4) Are you threatened by your partner’s success?
How do you manage your own internal responses, i.e., emotions, when your wife has just told you that she has been promoted and is now at a higher position and pay grade than you?
Are you looking to grow from within? Or are you comparing yourself to her or others and making yourself feel worse in the process? Are you able to be supportive and encouraging regardless of her success? Or, are you taking out your frustrations and anger on her by denigrating her accomplishments just to make yourself feel better, shooting the relationship in the foot?
We need to rise above our own insecurities if we want a relationship where we are appreciated for our manhood, not our bravado.
5) Are you able to have conversations about intimacy?

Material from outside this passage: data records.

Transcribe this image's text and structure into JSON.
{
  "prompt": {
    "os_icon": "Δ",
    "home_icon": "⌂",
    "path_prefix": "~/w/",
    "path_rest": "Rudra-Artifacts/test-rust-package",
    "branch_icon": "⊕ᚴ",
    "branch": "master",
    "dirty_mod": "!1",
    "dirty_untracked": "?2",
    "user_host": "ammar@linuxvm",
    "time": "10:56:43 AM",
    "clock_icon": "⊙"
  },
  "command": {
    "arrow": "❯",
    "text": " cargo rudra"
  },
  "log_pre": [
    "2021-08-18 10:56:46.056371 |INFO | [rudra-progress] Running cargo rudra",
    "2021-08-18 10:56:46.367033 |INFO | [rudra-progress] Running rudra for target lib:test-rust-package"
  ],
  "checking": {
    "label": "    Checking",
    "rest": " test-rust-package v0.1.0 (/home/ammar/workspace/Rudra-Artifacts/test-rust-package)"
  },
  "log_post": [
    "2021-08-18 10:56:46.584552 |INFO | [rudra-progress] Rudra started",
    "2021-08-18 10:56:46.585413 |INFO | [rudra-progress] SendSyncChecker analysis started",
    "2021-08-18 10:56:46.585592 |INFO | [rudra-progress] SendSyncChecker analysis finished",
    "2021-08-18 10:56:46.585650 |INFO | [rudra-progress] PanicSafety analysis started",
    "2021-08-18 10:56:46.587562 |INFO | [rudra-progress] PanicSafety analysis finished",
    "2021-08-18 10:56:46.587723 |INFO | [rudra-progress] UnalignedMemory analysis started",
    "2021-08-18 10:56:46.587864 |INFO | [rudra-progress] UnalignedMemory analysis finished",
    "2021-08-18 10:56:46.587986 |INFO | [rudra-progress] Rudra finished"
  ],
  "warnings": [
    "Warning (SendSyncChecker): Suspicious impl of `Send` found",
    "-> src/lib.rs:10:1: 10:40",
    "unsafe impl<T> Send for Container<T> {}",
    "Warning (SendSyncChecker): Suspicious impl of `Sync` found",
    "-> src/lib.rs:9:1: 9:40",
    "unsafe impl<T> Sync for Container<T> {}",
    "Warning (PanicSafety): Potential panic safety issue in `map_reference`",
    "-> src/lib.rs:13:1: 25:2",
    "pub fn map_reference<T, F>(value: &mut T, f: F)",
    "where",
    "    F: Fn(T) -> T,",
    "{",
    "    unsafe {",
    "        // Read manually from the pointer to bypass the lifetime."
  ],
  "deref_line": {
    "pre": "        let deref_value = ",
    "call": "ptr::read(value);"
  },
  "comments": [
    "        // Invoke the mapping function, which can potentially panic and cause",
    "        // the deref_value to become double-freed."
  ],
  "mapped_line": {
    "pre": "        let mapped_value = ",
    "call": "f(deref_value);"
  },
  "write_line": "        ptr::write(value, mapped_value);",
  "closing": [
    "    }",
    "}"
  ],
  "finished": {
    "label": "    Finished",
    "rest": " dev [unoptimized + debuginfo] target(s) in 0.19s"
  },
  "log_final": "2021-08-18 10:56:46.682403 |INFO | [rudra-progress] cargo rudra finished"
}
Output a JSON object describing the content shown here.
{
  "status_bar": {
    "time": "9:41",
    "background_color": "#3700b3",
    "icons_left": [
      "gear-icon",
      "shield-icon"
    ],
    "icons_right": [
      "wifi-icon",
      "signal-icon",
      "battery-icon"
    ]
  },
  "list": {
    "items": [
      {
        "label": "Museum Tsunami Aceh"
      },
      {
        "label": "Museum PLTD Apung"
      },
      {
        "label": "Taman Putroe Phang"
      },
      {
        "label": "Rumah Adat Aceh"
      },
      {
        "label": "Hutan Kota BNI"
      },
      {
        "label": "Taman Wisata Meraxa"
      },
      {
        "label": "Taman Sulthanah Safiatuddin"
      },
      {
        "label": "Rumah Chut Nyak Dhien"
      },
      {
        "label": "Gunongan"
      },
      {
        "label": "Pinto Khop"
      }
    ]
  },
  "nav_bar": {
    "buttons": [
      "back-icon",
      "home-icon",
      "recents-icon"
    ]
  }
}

This one is often difficult for men, for many reasons. We are rarely taught how to communicate (period, but especially) about our intimacy and sexual needs. If you look back at your life, how many times, and with whom, did you ever have an actual conversation about sex (except for bragging to your buddy about a one-night stand—that doesn’t count)? Probably never.
A sense of pride gets in the way.
Above and beyond just having sex, are you talking about each other’s needs when it comes to the bedroom? How do you broach this topic? Can you even envision asking for something that you’d like? Alternatively, are you open to hearing something from your partner that may question your “skill” or how you perceive yourself as a man in the bedroom?
On the surface, these are all simple questions, but asking them of your girlfriend or wife opens up the possibility of discovering that you are not “all that.” Then the question becomes—what do you do with that new information? I guess my point is, lean into these conversations—have them even though they may be uncomfortable—you will be a much stronger man and a better lover for it.
We, as men, need to grow and adapt to the current environment. Nothing about the change in the dynamics of relationships over the past 50 years gives me the impression of doom and gloom. If anything, I feel empowered to have a partner by my side, rather than a dependent.
The old adage “happy wife, happy life” is as true as ever. If we find ways to be content with our own manhood whilst promoting woman’s search for their own definition of what it means to be a modern woman (I have some news for you – they are also struggling with their own re-definition of motherhood and job satisfaction, which is well illustrated in Sheryl Sandberg’s book, Lean in), we will all be individually happier and co-create happier relationships.
I am optimistic about the state of marriage and relationships as a whole. Hopefully, if you consider the aforementioned, you will be on the right track for a more fulfilling partnership as well!
Written By Konstantin Lukin
Originally Appeared In Psychology Today
The nature of romantic relationships is rapidly changing in this era, and what seemed acceptable 50 years back, are kind of unacceptable now. Growth is imperative when it comes to self-development, and having fulfilling romantic relationships. Gender roles are not rigid anymore like before. These questions which men should ask themselves can give them strong answers when it comes to understanding themselves, and their relationships better.